Editors Note: Lassiter recently wrote a Facebook post about being a coach, which has been reprinted as a Guest Column in today’s issue of TAP into West Orange.
Coach Bill Beck’s dedication to his middle school boys basketball team, the Celtics, knows no bounds—although he had to miss his team’s Wednesday semifinal game because he was on a business trip in Switzerland, he stayed up well past 2:00 am., his time, for game updates and to be interviewed by TAP into West Orange. In fact, TAP found out about the Celtic’s win over the Hornets, 38-35, from Beck immediately after the game ended.
“From what I hear, the game against the Hornets seems to be a slow-paced game,” said Beck after receiving an update from the game via text. “We played them before and won last time.”
“The semifinal game is the only game I have missed and I am looking forward to the Celtics being in the finals,” said Beck, prior to learning of their win.
Beck has been coaching for two years. He began doing so when his older son, now 17, was on his team. His son is now a student coach for the Celtics. His younger son goes to Liberty.
He said that his team of boys in sixth to eighth grade started off slow, but that they are now 9-3.
“Our biggest strength is team defense,” he said. “We have held our opponents to some of the lowest scores up to now.”
“Our other strengths are speed and 3-point shooting,” he added.
Beck is currently coaching a few players from last year, but the majority of his players have not played together before.
“As a coach, you get your child on your team and draft for the rest,” he said. “We are fortunate to have drafted two players from last year.”
Winning is not the team’s only objective—they have to get good grades too.
“One of the main things we emphasize this year is the kids’ grades in school,” said Beck. “The parents will let me know if a player received a bad grade and we are in agreement that a player cannot practice or play in a game until a grade is pulled up. We let the players know that school comes first.”
The Celtics are learning about sportsmanship too.
“Basketball also teaches sportsmanship,” said Beck. “The team has a really good warm dynamic. Most of the kids start the season not knowing one another, but by the end, they are mostly pretty good friends. As a coach, it is great to see them grow as teammates.”
Beck likes working with his son as an assistant coach and coaching his other son.
“My older son helps me coach and serves as a mentor to the players,” said Beck. “This gives the players someone near their age to talk to, relate to and learn from and it gives my son leadership skills—in fact, he is coaching the team in my absence while I am in Switzerland and is supplying me with regular game updates via text. I am also getting updates from my wife and the other assistant coaches.”

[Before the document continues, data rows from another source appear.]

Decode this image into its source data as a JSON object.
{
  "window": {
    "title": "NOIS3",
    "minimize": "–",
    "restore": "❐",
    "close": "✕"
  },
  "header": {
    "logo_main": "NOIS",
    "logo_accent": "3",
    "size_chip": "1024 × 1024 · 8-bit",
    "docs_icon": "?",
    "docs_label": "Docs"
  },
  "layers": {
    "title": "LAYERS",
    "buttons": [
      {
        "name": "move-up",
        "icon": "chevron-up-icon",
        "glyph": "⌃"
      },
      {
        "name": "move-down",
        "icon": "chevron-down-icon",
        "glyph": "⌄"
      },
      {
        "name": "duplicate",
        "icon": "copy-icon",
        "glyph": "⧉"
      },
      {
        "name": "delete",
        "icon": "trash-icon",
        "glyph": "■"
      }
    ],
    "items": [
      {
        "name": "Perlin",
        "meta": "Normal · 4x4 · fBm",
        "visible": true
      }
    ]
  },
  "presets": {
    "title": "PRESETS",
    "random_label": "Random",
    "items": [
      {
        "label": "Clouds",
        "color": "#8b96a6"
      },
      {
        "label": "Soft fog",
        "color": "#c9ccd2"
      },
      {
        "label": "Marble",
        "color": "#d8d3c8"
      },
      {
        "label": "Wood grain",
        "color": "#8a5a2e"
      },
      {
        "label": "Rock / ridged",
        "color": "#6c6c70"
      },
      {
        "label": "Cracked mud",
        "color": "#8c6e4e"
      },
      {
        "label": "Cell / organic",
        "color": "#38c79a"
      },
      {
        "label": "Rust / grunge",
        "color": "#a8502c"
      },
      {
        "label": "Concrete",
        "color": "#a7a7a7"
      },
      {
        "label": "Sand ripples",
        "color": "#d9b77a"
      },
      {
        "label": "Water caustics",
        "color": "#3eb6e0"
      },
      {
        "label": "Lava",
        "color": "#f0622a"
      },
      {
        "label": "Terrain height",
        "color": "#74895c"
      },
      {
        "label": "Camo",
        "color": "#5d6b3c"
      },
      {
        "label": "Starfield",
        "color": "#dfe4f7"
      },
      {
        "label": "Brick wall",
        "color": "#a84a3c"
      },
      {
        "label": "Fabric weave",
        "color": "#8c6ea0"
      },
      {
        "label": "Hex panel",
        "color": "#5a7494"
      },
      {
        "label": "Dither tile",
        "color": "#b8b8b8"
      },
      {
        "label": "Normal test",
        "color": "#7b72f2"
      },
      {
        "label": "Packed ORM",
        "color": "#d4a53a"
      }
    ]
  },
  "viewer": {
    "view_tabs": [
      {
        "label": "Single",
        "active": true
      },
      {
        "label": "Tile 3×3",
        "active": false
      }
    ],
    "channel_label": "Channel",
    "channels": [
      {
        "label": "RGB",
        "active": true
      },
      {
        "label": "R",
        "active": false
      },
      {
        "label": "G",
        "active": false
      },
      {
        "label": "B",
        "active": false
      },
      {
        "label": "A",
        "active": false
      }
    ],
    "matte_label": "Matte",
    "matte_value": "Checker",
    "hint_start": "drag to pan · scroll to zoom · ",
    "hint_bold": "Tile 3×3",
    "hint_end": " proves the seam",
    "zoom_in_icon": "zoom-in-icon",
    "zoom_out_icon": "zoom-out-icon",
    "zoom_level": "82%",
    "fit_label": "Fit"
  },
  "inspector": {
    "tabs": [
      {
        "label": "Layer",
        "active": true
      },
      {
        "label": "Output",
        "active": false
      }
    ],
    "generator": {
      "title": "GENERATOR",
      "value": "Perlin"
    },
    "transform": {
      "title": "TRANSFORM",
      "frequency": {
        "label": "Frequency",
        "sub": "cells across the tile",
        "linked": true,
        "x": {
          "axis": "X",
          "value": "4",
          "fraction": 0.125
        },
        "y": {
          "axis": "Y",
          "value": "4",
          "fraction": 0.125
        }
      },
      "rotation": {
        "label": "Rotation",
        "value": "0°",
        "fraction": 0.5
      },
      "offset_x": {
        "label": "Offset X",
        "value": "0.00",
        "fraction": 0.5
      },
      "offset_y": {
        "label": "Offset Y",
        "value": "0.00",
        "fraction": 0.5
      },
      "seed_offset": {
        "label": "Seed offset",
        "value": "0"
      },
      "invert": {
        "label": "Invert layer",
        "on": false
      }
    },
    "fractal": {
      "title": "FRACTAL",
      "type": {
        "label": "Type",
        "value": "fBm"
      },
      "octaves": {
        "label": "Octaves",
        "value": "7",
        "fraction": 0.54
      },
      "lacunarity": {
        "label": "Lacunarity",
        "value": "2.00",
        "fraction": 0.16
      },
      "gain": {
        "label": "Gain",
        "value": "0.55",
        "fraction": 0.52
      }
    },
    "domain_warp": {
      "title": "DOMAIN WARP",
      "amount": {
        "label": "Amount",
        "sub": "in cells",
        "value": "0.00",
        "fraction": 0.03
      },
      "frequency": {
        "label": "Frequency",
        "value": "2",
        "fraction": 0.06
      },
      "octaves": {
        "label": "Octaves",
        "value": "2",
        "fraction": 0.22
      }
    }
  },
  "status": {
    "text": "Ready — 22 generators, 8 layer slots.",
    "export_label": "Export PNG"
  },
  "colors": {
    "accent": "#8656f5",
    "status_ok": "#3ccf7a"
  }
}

Coaching helps Beck stay close with his sons.
“As a coach of my son’s team, I get to spend time with both boys, and get to know some of my younger son’s friends,” said Beck. “I enjoy seeing them interact and bond and it is a great opportunity for me to teach the players about a game I was fond of as a kid. And, as anyone with boys knows –it is hard to get them to talk. Basketball lets me pull more out of them.”
Beck is not only proud of his sons and his team—he is proud of the league.
“I think that MTL should be given a lot of credit for this great league,” said Beck. “They are all volunteers and it is hard for the trustees—between the weather, parents and trying to keep everything fair—it is hard enough to get 16 coaches for the league.”
Middle School Girls Teams: Liberty vs. Sparks
The two girls’ middle school teams are made up of sixth, seventh and eighth graders. Their trip to the finals is different than the paths taken by the elementary school teams. Prior to being divided into teams, the girls attended clinics, worked on drills and shooting, and had scrimmages.
After a few weeks, they began having Tuesday practices and Thursday games. They were then split up into balanced teams for the last three weeks.
The Sparks are coached by Chauncey Riley and Donovan Alleyne-El coaches Liberty. The two teams will play one another in the finals on Sunday.